The old Devil Tavern stood next to Temple Bar and was the frequent haunt of the great and the good in 17th and 18th century London.
Dr Johnson, that literary despot “with the mountainous belly and the rocky face”, once held an all-night party there to celebrate his friend Mrs Lennox’s first novel and the engraving shows him arriving at the tavern.
Sir John Hawkins, who was present at the beano, reported that “The supper was elegant; Johnson had directed that a magnificent hot apple pie” should be served, along with coffee and tea.
The Doctor then proceeded to congratulatory speech-making and at “about 5 a.m, Johnson’s face shone with meridian splendour, though his drink had only been lemonade, but the greater part of the company had deserted to the colours of Bacchus and were with difficulty rallied”.
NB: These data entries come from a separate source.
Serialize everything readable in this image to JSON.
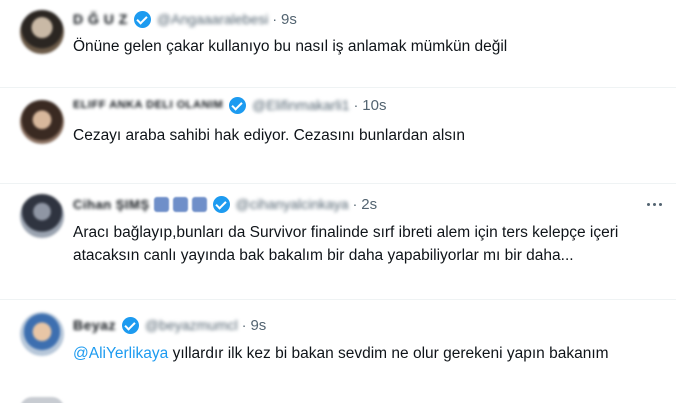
{
  "tweets": [
    {
      "name": "D Ğ U Z",
      "handle": "@Angaaaralebesi",
      "time": "9s",
      "text": "Önüne gelen çakar kullanıyo bu nasıl iş anlamak mümkün değil"
    },
    {
      "name": "ELIFF ANKA DELI OLANIM",
      "handle": "@Elifinmakarli1",
      "time": "10s",
      "text": "Cezayı araba sahibi hak ediyor. Cezasını bunlardan alsın"
    },
    {
      "name": "Cihan ŞIMŞ",
      "handle": "@cihanyalcinkaya",
      "time": "2s",
      "text": "Aracı bağlayıp,bunları da Survivor finalinde sırf ibreti alem için ters kelepçe içeri atacaksın canlı yayında bak bakalım bir daha yapabiliyorlar mı bir daha..."
    },
    {
      "name": "Beyaz",
      "handle": "@beyazmumcl",
      "time": "9s",
      "mention": "@AliYerlikaya",
      "text": " yıllardır ilk kez bi bakan sevdim ne olur gerekeni yapın bakanım"
    }
  ],
  "separator": "·",
  "icons": {
    "verified": "verified-badge-icon",
    "more": "more-options-icon"
  },
  "colors": {
    "accent": "#1d9bf0",
    "muted": "#536471",
    "text": "#0f1419"
  }
}
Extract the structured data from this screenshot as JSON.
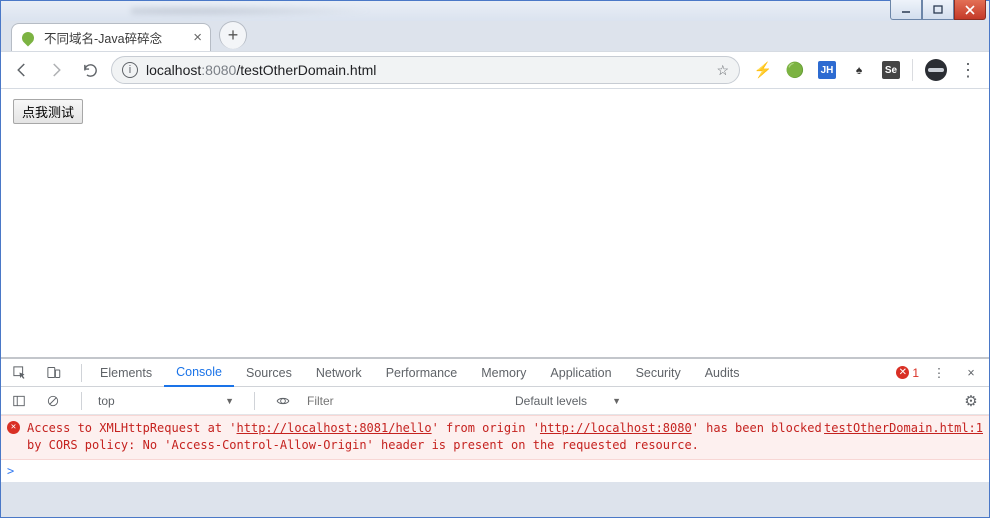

The guests, however, were not the only ones who had been beaten into submission by the good Doctor’s discourse as “the waiters were all so overcome with sleep that it was two hours before a bill could be had, and it was not until near eight” that the tormented company staggered out into the street.
Quite a party – don’t you wish you’d been there?